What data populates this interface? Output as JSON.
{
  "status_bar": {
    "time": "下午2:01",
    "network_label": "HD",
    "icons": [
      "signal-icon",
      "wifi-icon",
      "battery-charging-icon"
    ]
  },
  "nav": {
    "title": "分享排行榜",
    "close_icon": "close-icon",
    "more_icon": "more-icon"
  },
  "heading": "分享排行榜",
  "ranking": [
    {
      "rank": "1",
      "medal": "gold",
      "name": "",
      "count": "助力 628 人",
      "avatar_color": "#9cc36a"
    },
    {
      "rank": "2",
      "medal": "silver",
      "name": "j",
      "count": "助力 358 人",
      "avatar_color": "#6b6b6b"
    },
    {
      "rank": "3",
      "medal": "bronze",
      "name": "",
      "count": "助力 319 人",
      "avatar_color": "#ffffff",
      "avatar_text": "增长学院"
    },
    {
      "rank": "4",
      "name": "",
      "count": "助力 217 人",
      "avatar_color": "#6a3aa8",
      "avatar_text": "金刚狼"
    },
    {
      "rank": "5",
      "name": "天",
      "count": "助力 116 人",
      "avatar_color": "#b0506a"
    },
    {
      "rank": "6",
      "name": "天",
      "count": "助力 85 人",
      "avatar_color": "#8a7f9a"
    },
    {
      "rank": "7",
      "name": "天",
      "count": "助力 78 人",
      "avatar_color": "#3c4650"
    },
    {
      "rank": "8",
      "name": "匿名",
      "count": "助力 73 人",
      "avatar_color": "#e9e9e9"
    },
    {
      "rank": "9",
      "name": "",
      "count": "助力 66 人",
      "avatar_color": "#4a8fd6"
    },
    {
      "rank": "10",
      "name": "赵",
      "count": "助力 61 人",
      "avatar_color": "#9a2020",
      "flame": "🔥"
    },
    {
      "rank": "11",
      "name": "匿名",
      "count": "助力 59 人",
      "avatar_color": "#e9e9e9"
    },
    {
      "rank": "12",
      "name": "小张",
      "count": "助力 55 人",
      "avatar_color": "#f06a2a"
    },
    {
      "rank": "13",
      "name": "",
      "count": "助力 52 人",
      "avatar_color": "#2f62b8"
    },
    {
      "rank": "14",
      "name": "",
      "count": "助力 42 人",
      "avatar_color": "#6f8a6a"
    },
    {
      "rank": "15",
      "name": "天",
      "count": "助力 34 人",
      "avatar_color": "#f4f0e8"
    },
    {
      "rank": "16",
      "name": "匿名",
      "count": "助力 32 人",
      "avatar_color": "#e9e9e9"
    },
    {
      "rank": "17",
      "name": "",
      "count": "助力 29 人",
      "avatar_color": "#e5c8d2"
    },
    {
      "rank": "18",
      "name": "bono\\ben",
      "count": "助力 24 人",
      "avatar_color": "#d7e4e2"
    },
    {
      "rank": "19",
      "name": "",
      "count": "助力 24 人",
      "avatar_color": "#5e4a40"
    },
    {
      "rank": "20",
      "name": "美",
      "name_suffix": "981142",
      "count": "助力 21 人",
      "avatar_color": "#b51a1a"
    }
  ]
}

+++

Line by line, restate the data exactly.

-- Response area --
What data populates this interface? Output as JSON.
{
  "status_bar": {
    "time": "下午2:01",
    "network_label": "HD",
    "icons": [
      "signal-icon",
      "wifi-icon",
      "battery-charging-icon"
    ]
  },
  "nav": {
    "title": "分享排行榜",
    "close_icon": "close-icon",
    "more_icon": "more-icon"
  },
  "heading": "分享排行榜",
  "ranking": [
    {
      "rank": "1",
      "medal": "gold",
      "name": "",
      "count": "助力 628 人",
      "avatar_color": "#9cc36a"
    },
    {
      "rank": "2",
      "medal": "silver",
      "name": "j",
      "count": "助力 358 人",
      "avatar_color": "#6b6b6b"
    },
    {
      "rank": "3",
      "medal": "bronze",
      "name": "",
      "count": "助力 319 人",
      "avatar_color": "#ffffff",
      "avatar_text": "增长学院"
    },
    {
      "rank": "4",
      "name": "",
      "count": "助力 217 人",
      "avatar_color": "#6a3aa8",
      "avatar_text": "金刚狼"
    },
    {
      "rank": "5",
      "name": "天",
      "count": "助力 116 人",
      "avatar_color": "#b0506a"
    },
    {
      "rank": "6",
      "name": "天",
      "count": "助力 85 人",
      "avatar_color": "#8a7f9a"
    },
    {
      "rank": "7",
      "name": "天",
      "count": "助力 78 人",
      "avatar_color": "#3c4650"
    },
    {
      "rank": "8",
      "name": "匿名",
      "count": "助力 73 人",
      "avatar_color": "#e9e9e9"
    },
    {
      "rank": "9",
      "name": "",
      "count": "助力 66 人",
      "avatar_color": "#4a8fd6"
    },
    {
      "rank": "10",
      "name": "赵",
      "count": "助力 61 人",
      "avatar_color": "#9a2020",
      "flame": "🔥"
    },
    {
      "rank": "11",
      "name": "匿名",
      "count": "助力 59 人",
      "avatar_color": "#e9e9e9"
    },
    {
      "rank": "12",
      "name": "小张",
      "count": "助力 55 人",
      "avatar_color": "#f06a2a"
    },
    {
      "rank": "13",
      "name": "",
      "count": "助力 52 人",
      "avatar_color": "#2f62b8"
    },
    {
      "rank": "14",
      "name": "",
      "count": "助力 42 人",
      "avatar_color": "#6f8a6a"
    },
    {
      "rank": "15",
      "name": "天",
      "count": "助力 34 人",
      "avatar_color": "#f4f0e8"
    },
    {
      "rank": "16",
      "name": "匿名",
      "count": "助力 32 人",
      "avatar_color": "#e9e9e9"
    },
    {
      "rank": "17",
      "name": "",
      "count": "助力 29 人",
      "avatar_color": "#e5c8d2"
    },
    {
      "rank": "18",
      "name": "bono\\ben",
      "count": "助力 24 人",
      "avatar_color": "#d7e4e2"
    },
    {
      "rank": "19",
      "name": "",
      "count": "助力 24 人",
      "avatar_color": "#5e4a40"
    },
    {
      "rank": "20",
      "name": "美",
      "name_suffix": "981142",
      "count": "助力 21 人",
      "avatar_color": "#b51a1a"
    }
  ]
}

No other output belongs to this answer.